Dennis Patrick Slattery
Dennis Patrick Slattery Ph.D., has been teaching for more than 54 years, the last 27 of which have been in the Mythological Studies Program at Pacifica Graduate Institute in Santa Barbara, California, where he is currently Distinguished Professor Emeritus. He is also a Core Faculty Member at Jung Platform since 2017. He is the author, co-author, editor or co-editor
of 30 volumes, including 7 volumes of poetry and one novel co-authored with Charles Asher.
His most recent titles include the award winning Deep Creativity: Seven Ways to Spark Your Creative Spirit, co-authored with Deborah Ann Quibell and Jennifer Leigh Selig, and The Way of Myth: Stories’ Subtle Wisdom. In addition, he has written over 200 articles, book reviews and Op-Ed pieces. He offers Writing Retreats on C.G. Jung’s The Red Book as well as on “Writing One’s Personal Myth” through the works of Joseph Campbell and other writers. For three years he taught student inmates using Campbell’s Hero With a Thousand Faces. He has been taking painting classes in water color and acrylics for the past 8 years as well as enjoying riding his Harley Davidson motorcycle with his sons Matt and Steve in the Texas Hill Country.

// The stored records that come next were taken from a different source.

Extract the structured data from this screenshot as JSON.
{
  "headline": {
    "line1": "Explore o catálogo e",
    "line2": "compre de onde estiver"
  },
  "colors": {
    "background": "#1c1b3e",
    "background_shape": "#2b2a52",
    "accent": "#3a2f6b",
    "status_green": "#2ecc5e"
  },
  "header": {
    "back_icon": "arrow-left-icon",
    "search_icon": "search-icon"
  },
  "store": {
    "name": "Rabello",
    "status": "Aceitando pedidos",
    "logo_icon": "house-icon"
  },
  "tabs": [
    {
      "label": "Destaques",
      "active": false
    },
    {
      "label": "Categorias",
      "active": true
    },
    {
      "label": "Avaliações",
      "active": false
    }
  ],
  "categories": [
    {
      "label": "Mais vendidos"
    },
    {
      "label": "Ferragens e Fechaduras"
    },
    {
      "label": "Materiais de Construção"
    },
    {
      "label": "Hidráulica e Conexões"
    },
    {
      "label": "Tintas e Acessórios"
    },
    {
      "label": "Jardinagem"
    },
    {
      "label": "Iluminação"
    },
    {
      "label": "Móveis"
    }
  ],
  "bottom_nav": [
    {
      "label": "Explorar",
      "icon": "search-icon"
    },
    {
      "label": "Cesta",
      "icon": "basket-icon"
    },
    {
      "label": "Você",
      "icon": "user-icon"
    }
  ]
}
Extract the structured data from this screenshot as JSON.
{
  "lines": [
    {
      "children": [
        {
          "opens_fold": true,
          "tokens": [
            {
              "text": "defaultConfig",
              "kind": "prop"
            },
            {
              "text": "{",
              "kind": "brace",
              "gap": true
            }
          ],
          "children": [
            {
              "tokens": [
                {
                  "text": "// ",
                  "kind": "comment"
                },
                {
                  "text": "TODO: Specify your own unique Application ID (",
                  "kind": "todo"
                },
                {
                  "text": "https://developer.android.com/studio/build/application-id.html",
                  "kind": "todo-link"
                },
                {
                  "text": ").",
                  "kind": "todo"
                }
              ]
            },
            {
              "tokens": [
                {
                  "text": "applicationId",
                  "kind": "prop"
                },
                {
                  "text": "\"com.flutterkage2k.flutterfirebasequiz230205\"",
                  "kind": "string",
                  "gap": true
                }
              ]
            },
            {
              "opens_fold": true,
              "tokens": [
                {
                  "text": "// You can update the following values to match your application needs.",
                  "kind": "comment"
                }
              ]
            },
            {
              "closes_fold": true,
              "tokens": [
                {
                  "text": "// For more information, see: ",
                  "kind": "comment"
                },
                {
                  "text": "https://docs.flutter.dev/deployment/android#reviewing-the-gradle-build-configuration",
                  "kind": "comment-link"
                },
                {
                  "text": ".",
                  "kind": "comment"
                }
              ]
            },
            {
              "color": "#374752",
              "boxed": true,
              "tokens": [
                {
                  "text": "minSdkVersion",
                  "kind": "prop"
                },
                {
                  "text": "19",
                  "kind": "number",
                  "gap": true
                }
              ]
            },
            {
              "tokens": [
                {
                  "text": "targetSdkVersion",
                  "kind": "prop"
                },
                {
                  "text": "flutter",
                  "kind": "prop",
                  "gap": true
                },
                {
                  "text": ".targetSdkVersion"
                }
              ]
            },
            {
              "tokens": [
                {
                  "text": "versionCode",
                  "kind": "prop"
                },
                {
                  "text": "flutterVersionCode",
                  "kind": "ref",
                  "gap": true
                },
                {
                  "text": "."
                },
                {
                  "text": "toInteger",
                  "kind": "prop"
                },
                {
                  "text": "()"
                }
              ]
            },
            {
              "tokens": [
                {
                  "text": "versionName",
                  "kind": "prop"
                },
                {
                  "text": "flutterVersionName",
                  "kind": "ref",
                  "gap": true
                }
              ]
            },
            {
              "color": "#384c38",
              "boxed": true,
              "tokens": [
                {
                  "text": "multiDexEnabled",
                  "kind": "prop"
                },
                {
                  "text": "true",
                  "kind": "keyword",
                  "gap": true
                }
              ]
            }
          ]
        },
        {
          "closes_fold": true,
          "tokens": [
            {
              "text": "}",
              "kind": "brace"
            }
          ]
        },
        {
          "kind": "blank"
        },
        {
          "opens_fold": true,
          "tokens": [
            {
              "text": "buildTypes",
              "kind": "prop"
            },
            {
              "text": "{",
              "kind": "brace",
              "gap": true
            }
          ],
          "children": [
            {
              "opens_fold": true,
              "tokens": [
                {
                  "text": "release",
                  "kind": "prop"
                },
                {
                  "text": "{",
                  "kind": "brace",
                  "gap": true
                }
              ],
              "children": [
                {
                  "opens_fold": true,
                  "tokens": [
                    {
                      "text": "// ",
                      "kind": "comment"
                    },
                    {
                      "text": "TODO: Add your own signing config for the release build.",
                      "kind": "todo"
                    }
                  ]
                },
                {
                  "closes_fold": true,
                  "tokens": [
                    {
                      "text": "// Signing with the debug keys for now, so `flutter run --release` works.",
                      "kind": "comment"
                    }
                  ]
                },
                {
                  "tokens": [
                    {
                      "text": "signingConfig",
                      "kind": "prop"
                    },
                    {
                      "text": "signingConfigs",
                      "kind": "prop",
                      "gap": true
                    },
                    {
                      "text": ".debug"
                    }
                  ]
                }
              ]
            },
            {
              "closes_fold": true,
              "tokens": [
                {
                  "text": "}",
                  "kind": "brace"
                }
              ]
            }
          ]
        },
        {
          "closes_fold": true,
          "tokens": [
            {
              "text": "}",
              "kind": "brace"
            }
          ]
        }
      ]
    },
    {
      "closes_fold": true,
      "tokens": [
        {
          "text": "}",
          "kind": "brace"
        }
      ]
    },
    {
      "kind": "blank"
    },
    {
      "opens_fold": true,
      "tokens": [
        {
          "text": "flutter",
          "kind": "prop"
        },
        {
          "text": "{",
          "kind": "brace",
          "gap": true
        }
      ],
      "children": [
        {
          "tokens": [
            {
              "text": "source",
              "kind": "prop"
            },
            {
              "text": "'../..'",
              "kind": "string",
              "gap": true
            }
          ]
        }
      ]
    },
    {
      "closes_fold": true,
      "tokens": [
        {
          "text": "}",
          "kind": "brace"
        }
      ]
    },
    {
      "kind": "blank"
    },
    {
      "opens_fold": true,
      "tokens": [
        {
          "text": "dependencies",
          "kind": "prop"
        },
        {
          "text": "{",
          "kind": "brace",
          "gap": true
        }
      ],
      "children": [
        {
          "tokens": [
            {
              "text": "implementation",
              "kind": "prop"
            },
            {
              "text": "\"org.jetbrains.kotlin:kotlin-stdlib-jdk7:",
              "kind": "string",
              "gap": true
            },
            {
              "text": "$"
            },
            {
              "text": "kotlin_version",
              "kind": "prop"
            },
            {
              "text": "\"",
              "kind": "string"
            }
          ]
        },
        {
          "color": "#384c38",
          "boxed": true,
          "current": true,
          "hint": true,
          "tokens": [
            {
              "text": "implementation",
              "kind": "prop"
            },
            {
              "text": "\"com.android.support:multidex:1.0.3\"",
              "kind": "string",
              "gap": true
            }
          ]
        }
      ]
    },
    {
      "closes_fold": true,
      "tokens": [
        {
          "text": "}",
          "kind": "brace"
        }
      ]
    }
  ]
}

For more information, visit www.dennispatrickslattery.com
Courses and Lecturesby Dennis Patrick Slattery
Articlesby Dennis Patrick Slattery
Imagine the poem as a vessel containing the prima materia of soul life. Dante’s poem is an opportunity to allow a deepening into our own story, our own narrative, by the imaginal power of analogy. One writer I read years ago spoke of poetry allowing us to enter our own “spiritual unconscious,” with whatever poem we are reading as our guide.
One of the most interesting recognitions we discovered is that, at its most basic level, creativity is an attitude.
Our soul’s creative impulse originates in a desire to imitate/participate in the original act of creation—that of a God or Gods creating the cosmos. Creativity is as well an attitude of seeking wholeness, not completeness. Our creative life is risky business; but it is also immensely rewarding.
The myth of development sits atop a larger myth—the myth of growth. Now because the word “myth” is so maligned today as meaning “untrue” or “false,” an unfortunate hangover from an older myth, the myth of facts and quantification, I hesitate to use it. But I must.
Astronomy is an area of study that pulls just about everyone’s interest into its orbit; here the hope is to increase all of our understandings of the greater complexity of the created universe than was ever imagined before.
In the last few years a resurgence in the nature of narrative, of story and personal and collective identity has gained widespread attention. My interest in one’s personal narrative is tied to the nature and structure of myths, both personal, national and global. So what is it to make a myth and to live by a myth?
Aphorisms are not to be accepted or rejected; they go deeper than that. The good ones push me off my comfort chair to consider another point of view.
Together, Liberty, Immigration and The Truth have over the decades shared a rich and compatible heritage that today is being negotiated, if not challenged, anew.
As we carry wounds of resentment, bad feelings and thoughts of revenge within us, over time they can corrode our thinking and our general feeling of well-being.
There are so many conflicting opinions, thoughts, diatribes and, yes, even support for what is taking place at our borders that as of this writing, seems an insurmountable problem of humanitarian aid and treatment of so many seeking a better world.
True conversation is one of those rare win-win human delights. Not winners and losers.
As we all continue to adjust to a growing atmosphere of uncertainty, anxieties and worries about what’s next in the political and economic spheres, I came across a book in my library that I had forgotten having purchased…
It is unfortunate that in our current world the word “myth” is still maligned as something that is a lie, untrue, and opposed to “fact.”